Thomas Eakins (1844-1916), Drifting, 1875, watercolor on paper, John Wilmerding Collection
Watercolors such as Drifting were not conceived as independent works or studies for paintings, but rather as works done after paintings. The artist may have been creating watercolor copies of his oils to take advantage of the new vogue for the medium. While they mirror the meticulous detail of the paintings, their luminescent quality is very different from the oils they often follow. The watercolors are suffused with light supplied by the white ground of the paper and feature subtle atmospheric effects--qualities that frequently eluded Thomas Eakins in his great subject paintings, whose dark tonalities troubled the artist and were often the target of contemporary criticism.
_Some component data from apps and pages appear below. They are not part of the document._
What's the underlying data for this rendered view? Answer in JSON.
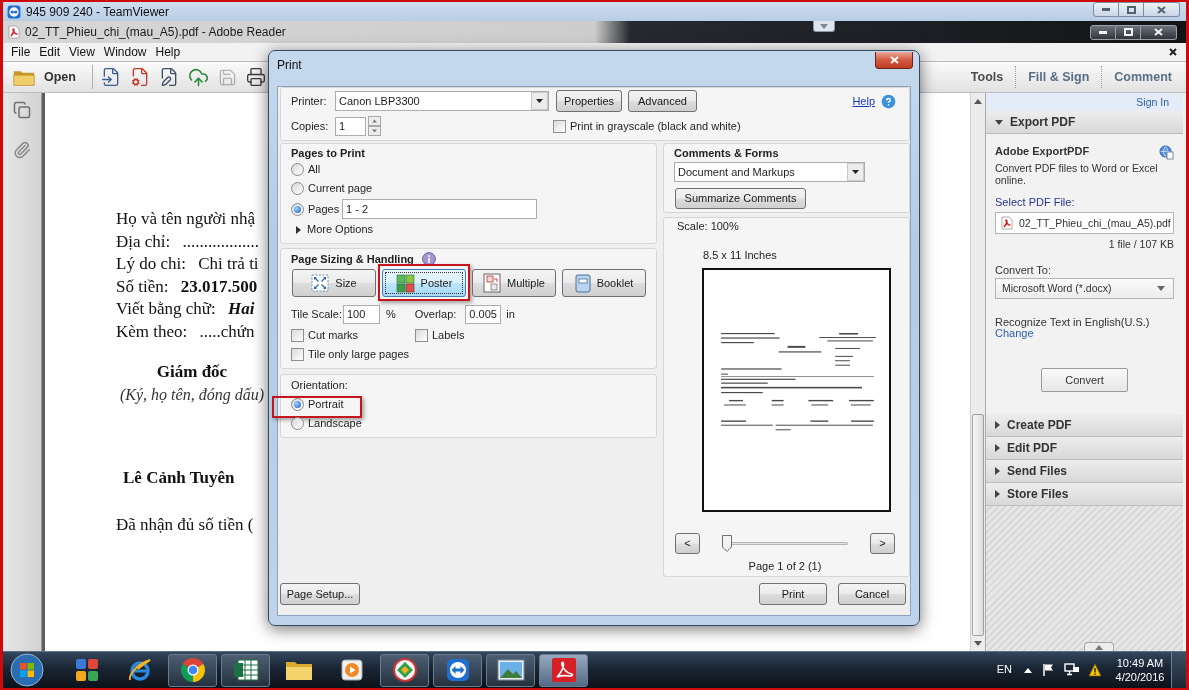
{
  "teamviewer": {
    "title": "945 909 240 - TeamViewer"
  },
  "reader": {
    "title": "02_TT_Phieu_chi_(mau_A5).pdf - Adobe Reader",
    "menu": [
      "File",
      "Edit",
      "View",
      "Window",
      "Help"
    ],
    "toolbar": {
      "open": "Open",
      "buttons": [
        {
          "kind": "create",
          "disabled": false
        },
        {
          "kind": "pdf_settings",
          "disabled": false
        },
        {
          "kind": "edit",
          "disabled": false
        },
        {
          "kind": "upload",
          "disabled": false
        },
        {
          "kind": "save",
          "disabled": true
        },
        {
          "kind": "print",
          "disabled": false
        }
      ],
      "panes": [
        {
          "label": "Tools",
          "color": "#4b4b4b"
        },
        {
          "label": "Fill & Sign",
          "color": "#5a6e86"
        },
        {
          "label": "Comment",
          "color": "#5a6e86"
        }
      ]
    }
  },
  "document": {
    "lines": [
      {
        "label": "Họ và tên người nhậ"
      },
      {
        "label": "Địa chỉ:",
        "value": "..................",
        "bold": false,
        "italic": false
      },
      {
        "label": "Lý do chi:",
        "value": "Chi trả ti",
        "bold": false,
        "italic": false
      },
      {
        "label": "Số tiền:",
        "value": "23.017.500",
        "bold": true,
        "italic": false
      },
      {
        "label": "Viết bằng chữ:",
        "value": "Hai",
        "bold": true,
        "italic": true
      },
      {
        "label": "Kèm theo:",
        "value": ".....chứn",
        "bold": false,
        "italic": false
      }
    ],
    "signature_title": "Giám đốc",
    "signature_hint": "(Ký, họ tên, đóng dấu)",
    "signer": "Lê Cảnh Tuyên",
    "receipt": "Đã nhận đủ số tiền ("
  },
  "right_panel": {
    "sign_in": "Sign In",
    "sections": [
      {
        "title": "Export PDF",
        "expanded": true,
        "content": {
          "heading": "Adobe ExportPDF",
          "description": "Convert PDF files to Word or Excel online.",
          "select_label": "Select PDF File:",
          "file": "02_TT_Phieu_chi_(mau_A5).pdf",
          "file_info": "1 file / 107 KB",
          "convert_to_label": "Convert To:",
          "convert_to": "Microsoft Word (*.docx)",
          "ocr_note": "Recognize Text in English(U.S.)",
          "change_link": "Change",
          "convert_button": "Convert"
        }
      },
      {
        "title": "Create PDF",
        "expanded": false
      },
      {
        "title": "Edit PDF",
        "expanded": false
      },
      {
        "title": "Send Files",
        "expanded": false
      },
      {
        "title": "Store Files",
        "expanded": false
      }
    ]
  },
  "print_dialog": {
    "title": "Print",
    "printer_label": "Printer:",
    "printer": "Canon LBP3300",
    "properties": "Properties",
    "advanced": "Advanced",
    "help": "Help",
    "copies_label": "Copies:",
    "copies": "1",
    "grayscale": {
      "label": "Print in grayscale (black and white)",
      "checked": false
    },
    "pages_to_print": {
      "title": "Pages to Print",
      "options": [
        {
          "label": "All",
          "selected": false
        },
        {
          "label": "Current page",
          "selected": false
        },
        {
          "label": "Pages",
          "selected": true,
          "range": "1 - 2"
        }
      ],
      "more_options": {
        "label": "More Options",
        "expanded": false
      }
    },
    "page_sizing": {
      "title": "Page Sizing & Handling",
      "modes": [
        {
          "kind": "size",
          "label": "Size",
          "selected": false,
          "highlighted": false
        },
        {
          "kind": "poster",
          "label": "Poster",
          "selected": true,
          "highlighted": true
        },
        {
          "kind": "multiple",
          "label": "Multiple",
          "selected": false,
          "highlighted": false
        },
        {
          "kind": "booklet",
          "label": "Booklet",
          "selected": false,
          "highlighted": false
        }
      ],
      "tile_scale_label": "Tile Scale:",
      "tile_scale": "100",
      "tile_scale_unit": "%",
      "overlap_label": "Overlap:",
      "overlap": "0.005",
      "overlap_unit": "in",
      "options": [
        {
          "label": "Cut marks",
          "checked": false
        },
        {
          "label": "Labels",
          "checked": false
        },
        {
          "label": "Tile only large pages",
          "checked": false
        }
      ]
    },
    "orientation": {
      "title": "Orientation:",
      "options": [
        {
          "label": "Portrait",
          "selected": true,
          "highlighted": true
        },
        {
          "label": "Landscape",
          "selected": false,
          "highlighted": false
        }
      ]
    },
    "comments_forms": {
      "title": "Comments & Forms",
      "value": "Document and Markups",
      "summarize": "Summarize Comments"
    },
    "preview": {
      "scale": "Scale: 100%",
      "paper": "8.5 x 11 Inches",
      "prev": "<",
      "next": ">",
      "page_slider": {
        "level": 0
      },
      "page_info": "Page 1 of 2 (1)"
    },
    "page_setup": "Page Setup...",
    "print": "Print",
    "cancel": "Cancel"
  },
  "taskbar": {
    "apps": [
      {
        "kind": "tiles",
        "running": false,
        "selected": false
      },
      {
        "kind": "orbit",
        "running": false,
        "selected": false
      },
      {
        "kind": "segmented",
        "running": true,
        "selected": false
      },
      {
        "kind": "spreadsheet",
        "running": true,
        "selected": false
      },
      {
        "kind": "folder",
        "running": false,
        "selected": false
      },
      {
        "kind": "play",
        "running": false,
        "selected": false
      },
      {
        "kind": "diamond",
        "running": true,
        "selected": false
      },
      {
        "kind": "double_arrow",
        "running": true,
        "selected": false
      },
      {
        "kind": "picture",
        "running": true,
        "selected": false
      },
      {
        "kind": "swirl",
        "running": true,
        "selected": true
      }
    ],
    "language": "EN",
    "time": "10:49 AM",
    "date": "4/20/2016"
  }
}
Drifting simply and directly captures the play of light across the water and on the sails of the boats. Eakins reduced the scene to a few basic elements: the shoreline; a tall, dark sail silhouetted against the sky with the hull of another boat positioned at an oblique angle behind it; and a small boat with a white sail in the right foreground. Although Drifting would not have required the complex calculations needed to depict the foreshortening of the racing shells seen in his well-known rowing images, the artist may have used perspective sketches to calibrate the wave patterns and the recession in space toward the horizon line. The extraordinary detail in this work may also owe something to Eakins’ experiments with photography.
planning a visit| the collection | exhibitions | online tours | education | programs & events
resources | gallery shop | NGAkids | search | help | contact us | site map | what's new | home Copyright © National Gallery of Art, Washington D.C.